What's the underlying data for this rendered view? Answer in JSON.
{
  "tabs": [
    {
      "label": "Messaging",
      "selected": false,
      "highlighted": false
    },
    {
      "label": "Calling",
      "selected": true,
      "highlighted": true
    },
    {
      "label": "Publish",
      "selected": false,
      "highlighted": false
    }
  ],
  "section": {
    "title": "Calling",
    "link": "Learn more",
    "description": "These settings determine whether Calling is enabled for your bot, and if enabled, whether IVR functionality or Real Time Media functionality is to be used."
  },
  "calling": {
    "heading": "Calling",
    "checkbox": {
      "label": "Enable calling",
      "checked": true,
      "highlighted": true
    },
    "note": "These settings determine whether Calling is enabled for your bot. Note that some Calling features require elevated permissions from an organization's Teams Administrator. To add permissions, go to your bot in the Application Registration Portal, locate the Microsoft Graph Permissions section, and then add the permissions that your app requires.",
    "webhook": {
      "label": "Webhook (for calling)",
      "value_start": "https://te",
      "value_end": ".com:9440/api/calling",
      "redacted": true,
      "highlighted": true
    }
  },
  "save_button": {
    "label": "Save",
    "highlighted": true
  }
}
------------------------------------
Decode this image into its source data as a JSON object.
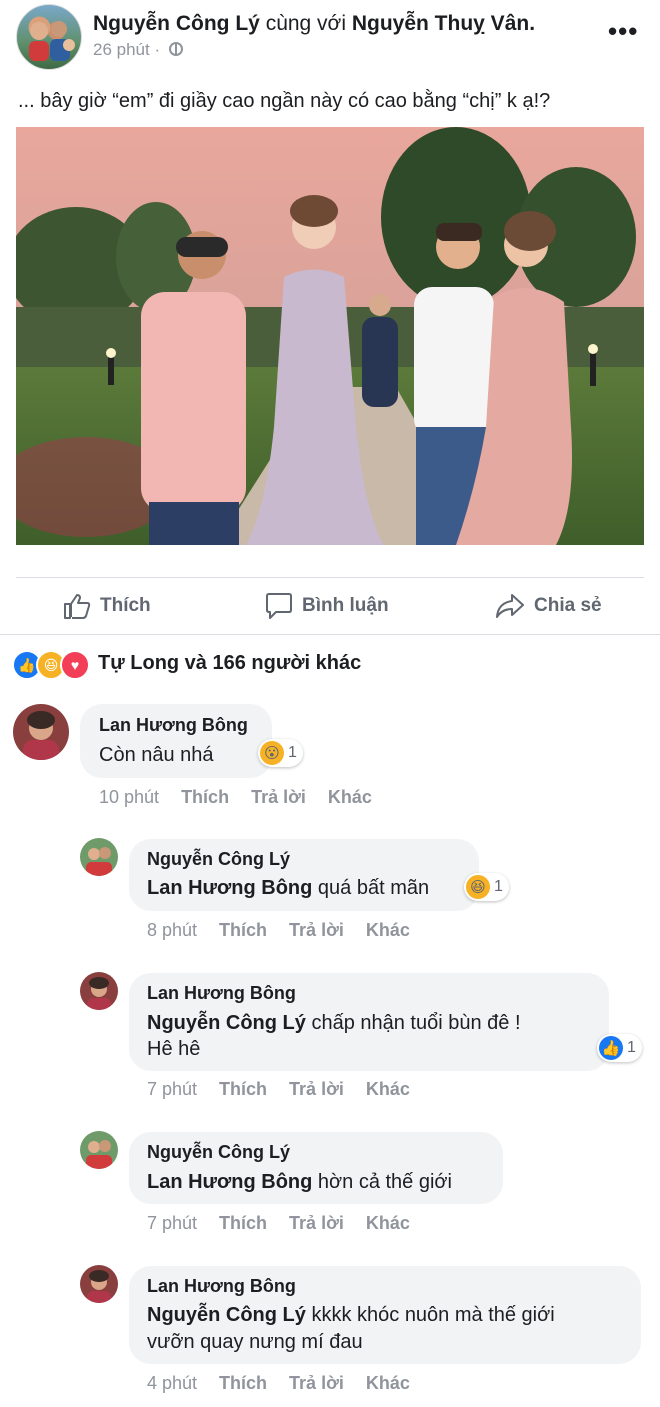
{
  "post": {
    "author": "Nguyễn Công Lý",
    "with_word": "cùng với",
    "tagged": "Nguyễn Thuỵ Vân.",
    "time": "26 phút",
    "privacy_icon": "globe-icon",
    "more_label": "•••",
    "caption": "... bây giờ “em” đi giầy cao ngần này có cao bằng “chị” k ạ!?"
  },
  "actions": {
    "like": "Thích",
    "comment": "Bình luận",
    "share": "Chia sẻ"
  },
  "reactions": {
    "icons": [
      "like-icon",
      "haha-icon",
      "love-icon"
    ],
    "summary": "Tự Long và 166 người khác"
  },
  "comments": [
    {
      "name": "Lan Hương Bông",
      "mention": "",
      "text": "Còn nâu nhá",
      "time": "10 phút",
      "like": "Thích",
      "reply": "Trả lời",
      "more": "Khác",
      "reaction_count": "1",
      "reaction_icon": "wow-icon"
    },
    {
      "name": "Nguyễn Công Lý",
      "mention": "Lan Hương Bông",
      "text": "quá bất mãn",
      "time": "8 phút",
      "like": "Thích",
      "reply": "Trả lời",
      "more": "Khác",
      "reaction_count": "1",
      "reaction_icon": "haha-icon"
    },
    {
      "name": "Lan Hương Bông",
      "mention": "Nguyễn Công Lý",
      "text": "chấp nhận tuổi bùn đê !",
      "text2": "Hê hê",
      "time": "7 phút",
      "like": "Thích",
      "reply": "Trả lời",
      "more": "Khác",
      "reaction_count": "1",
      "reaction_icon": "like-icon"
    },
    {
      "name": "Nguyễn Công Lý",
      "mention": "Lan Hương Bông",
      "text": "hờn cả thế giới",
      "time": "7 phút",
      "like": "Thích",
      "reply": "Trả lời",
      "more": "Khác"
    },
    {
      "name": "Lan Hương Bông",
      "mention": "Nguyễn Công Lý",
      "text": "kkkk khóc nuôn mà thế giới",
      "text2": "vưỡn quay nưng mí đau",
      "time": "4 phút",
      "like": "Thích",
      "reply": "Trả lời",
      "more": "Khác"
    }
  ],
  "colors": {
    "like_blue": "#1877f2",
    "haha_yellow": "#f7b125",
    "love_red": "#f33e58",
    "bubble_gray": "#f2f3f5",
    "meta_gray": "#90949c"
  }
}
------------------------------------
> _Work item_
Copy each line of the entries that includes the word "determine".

> _Reply to the task_
    "description": "These settings determine whether Calling is enabled for your bot, and if enabled, whether IVR functionality or Real Time Media functionality is to be used."
    "note": "These settings determine whether Calling is enabled for your bot. Note that some Calling features require elevated permissions from an organization's Teams Administrator. To add permissions, go to your bot in the Application Registration Portal, locate the Microsoft Graph Permissions section, and then add the permissions that your app requires.",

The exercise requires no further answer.